The study titled Bad Behaviours, Toxic Cultures, which was undertaken by Australian based Keystone Management Services, reveals that many senior managers don’t realise staff are gossiping, spreading rumours, ridiculing management and displaying general negativity.
Director of Keystone Management Services, Steve Simpson, said the study found consistent and strong differences about how senior, middle and non-managers viewed their workplace culture.
“More than 40 per cent of employees surveyed said that negative behaviour was rife in their workplace, yet only 20 per cent of senior managers felt this behaviour was commonplace,” Mr Simpson said.
“In contrast 72 per cent of senior managers said staff often displayed positive, solutions-oriented mind sets, while only 50 per cent of non-managers felt this behaviour was commonly showed.
“Overall 51 per cent of senior managers rated their workplace culture highly, compared to 28 per cent of middle managers and 29 per cent of non managers,” he said.
Mr Simpson said the results are disturbing as a negative workplace culture can have dire consequences on an organisation.
‘The worrying thing about the study is that senior managers seem to be unaware problems exist, which means it is unlikely that underlying issues will be addressed,” he said.
“Consequence of a negative workplace culture include staff who only carry out the minimum work required, lost productivity as energies are directed towards negative behaviour and a higher staff turnover.
“Not only are all of these symptoms very unpleasant, but they can also have a major impact on the bottom line performance of a business.
Mr Simpson said it is vital that senior managers are in touch with workplace bevaviour, and there are some simple steps that can be undertaken to improve toxic cultures.
“Managers need to put in place tools to monitor the organisation’s culture and then act on the results and be open to feedback,” he said.
“It is important that senior managers are seen as being proactive and align what they say they are going to do with what they actually do or staff will not bother voicing concerns.
“Non-managers can also help improve their workplace culture by directing their energies towards being constructive and by speaking to their manager if they have a problem rather than dealing with the issue in a negative manner,” he said.
The Impact of Organisational Culture
In 2010 we conducted research into the impact of organisational culture on performance and productivity. We wanted to quantify how people rated their existing culture and to get their views on the performance and productivity gains that could be achieved if their culture was realistically improved to be as good as it could.

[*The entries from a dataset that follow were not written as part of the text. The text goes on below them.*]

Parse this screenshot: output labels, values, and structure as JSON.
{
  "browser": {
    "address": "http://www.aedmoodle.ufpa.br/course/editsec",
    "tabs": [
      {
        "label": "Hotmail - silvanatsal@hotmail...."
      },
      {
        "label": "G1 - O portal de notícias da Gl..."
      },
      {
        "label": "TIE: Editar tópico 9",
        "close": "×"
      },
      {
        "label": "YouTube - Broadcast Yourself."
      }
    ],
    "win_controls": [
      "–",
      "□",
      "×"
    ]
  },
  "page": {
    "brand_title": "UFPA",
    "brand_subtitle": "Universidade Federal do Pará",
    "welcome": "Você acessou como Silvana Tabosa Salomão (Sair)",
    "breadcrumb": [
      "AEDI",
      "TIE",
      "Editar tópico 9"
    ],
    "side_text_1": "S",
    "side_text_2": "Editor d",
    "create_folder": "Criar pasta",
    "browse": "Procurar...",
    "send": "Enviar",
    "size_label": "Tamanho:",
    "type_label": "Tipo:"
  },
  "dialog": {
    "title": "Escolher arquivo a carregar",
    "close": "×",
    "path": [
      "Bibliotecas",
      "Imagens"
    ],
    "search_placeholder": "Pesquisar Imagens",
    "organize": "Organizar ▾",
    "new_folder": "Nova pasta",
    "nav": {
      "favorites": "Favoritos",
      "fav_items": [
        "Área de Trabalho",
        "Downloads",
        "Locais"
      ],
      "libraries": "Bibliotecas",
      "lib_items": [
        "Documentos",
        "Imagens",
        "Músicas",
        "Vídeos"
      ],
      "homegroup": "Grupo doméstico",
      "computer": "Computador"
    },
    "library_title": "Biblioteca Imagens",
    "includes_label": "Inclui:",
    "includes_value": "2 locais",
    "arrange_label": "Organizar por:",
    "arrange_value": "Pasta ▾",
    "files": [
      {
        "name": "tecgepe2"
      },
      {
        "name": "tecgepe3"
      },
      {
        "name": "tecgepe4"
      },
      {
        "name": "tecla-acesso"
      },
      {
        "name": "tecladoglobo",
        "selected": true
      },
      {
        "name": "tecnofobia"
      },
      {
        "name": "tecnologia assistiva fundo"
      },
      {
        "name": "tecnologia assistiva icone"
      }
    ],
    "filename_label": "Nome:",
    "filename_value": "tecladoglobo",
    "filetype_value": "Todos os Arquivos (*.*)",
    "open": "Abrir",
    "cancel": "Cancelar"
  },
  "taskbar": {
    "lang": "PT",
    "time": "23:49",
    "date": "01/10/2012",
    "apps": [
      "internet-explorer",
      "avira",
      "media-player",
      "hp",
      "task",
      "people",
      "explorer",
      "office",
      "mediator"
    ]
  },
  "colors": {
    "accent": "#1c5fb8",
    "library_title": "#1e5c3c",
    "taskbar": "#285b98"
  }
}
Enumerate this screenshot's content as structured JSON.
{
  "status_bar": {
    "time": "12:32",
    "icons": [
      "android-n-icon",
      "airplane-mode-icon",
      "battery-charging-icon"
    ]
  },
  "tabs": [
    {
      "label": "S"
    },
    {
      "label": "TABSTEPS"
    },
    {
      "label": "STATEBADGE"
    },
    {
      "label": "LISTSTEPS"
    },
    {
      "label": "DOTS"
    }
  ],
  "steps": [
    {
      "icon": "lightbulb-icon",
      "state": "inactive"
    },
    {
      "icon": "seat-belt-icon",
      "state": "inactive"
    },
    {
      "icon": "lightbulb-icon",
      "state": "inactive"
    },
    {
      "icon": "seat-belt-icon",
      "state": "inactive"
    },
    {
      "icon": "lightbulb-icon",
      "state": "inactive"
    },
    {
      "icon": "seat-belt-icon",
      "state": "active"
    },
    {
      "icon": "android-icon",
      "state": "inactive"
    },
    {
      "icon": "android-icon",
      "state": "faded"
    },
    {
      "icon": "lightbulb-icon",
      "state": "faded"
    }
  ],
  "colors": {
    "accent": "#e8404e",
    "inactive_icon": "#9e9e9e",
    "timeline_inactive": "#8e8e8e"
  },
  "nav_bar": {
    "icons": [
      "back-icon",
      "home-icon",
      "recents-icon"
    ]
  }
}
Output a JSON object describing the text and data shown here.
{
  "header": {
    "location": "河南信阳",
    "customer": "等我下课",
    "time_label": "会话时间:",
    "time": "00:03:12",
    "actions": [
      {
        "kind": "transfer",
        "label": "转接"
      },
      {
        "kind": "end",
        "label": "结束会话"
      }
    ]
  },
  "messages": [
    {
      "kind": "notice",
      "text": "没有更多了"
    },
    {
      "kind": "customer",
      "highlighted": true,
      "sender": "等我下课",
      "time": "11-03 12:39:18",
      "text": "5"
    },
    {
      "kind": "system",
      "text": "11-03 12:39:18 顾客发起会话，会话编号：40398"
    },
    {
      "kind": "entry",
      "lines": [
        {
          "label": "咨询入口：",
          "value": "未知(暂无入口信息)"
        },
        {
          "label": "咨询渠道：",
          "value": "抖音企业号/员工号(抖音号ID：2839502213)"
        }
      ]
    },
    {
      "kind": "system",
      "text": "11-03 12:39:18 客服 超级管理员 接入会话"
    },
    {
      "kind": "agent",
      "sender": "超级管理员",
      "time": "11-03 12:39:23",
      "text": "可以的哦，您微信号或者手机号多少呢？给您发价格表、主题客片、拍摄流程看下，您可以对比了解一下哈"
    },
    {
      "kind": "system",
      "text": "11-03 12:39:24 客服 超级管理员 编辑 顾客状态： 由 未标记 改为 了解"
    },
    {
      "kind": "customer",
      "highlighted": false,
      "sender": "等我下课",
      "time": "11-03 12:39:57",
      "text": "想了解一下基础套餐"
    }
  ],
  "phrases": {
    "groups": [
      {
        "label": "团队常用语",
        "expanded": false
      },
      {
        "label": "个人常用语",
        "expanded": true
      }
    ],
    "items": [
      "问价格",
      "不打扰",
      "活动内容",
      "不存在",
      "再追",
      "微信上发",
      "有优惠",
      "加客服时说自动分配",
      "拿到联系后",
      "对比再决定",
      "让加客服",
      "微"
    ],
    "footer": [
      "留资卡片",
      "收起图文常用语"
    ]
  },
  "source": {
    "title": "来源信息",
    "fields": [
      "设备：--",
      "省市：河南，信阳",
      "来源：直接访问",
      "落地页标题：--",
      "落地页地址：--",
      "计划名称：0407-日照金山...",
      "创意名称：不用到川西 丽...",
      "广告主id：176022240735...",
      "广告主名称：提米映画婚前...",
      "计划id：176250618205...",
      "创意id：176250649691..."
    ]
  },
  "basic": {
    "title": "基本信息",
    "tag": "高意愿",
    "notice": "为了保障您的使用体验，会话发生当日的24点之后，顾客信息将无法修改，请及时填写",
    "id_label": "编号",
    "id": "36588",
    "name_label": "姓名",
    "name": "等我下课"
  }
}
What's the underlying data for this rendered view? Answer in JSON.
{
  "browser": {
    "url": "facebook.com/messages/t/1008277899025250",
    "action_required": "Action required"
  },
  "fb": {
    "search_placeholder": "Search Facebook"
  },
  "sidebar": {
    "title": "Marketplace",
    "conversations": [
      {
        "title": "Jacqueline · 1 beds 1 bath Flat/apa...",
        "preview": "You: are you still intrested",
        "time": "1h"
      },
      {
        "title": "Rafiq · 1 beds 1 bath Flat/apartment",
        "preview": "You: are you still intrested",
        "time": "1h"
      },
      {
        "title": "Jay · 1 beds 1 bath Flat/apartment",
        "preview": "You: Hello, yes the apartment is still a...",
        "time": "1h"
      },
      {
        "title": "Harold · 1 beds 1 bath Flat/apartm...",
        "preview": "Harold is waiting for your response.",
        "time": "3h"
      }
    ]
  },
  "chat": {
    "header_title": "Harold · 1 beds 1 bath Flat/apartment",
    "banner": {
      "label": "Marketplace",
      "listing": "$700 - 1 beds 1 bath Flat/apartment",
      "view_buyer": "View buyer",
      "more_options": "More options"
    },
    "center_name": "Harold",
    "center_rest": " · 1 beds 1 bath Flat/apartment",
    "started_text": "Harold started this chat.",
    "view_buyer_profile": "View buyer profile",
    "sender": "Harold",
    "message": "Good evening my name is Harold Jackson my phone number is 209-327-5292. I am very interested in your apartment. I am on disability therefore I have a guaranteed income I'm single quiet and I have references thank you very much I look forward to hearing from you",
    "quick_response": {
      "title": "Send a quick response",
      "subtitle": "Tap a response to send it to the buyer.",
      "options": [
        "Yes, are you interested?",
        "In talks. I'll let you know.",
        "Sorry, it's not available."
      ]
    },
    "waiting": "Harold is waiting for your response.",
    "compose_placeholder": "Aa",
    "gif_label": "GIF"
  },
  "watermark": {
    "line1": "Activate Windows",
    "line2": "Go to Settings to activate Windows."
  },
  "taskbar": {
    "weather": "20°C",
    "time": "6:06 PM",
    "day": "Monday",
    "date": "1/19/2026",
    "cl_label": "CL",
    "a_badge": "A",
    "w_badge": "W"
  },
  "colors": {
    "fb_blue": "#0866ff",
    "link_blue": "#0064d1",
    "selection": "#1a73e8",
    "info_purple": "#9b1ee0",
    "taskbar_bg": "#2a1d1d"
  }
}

This report provides details of the outcomes from this survey - results which are truly compelling for organisational leaders.
If you ever needed a 'business case' to argue for an investment in workplace culture, this report fits the bill.
The report is availbale here